What the task asks: When the string "Organic" is part of a line below, that line should be copied.

Material provided:

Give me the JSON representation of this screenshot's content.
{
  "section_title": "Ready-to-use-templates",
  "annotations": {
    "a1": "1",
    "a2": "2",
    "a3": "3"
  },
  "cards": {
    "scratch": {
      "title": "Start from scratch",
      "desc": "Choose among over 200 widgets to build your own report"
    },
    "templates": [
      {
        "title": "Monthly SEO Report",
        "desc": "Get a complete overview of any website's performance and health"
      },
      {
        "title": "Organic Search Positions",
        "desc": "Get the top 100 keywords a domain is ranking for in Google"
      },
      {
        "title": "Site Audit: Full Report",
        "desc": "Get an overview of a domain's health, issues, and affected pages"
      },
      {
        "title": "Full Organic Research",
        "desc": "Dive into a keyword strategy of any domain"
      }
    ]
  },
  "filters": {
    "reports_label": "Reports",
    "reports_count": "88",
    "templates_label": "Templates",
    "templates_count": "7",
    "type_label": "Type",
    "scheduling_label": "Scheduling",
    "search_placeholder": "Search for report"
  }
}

Solution to this exercise:
        "title": "Organic Search Positions",
        "title": "Full Organic Research",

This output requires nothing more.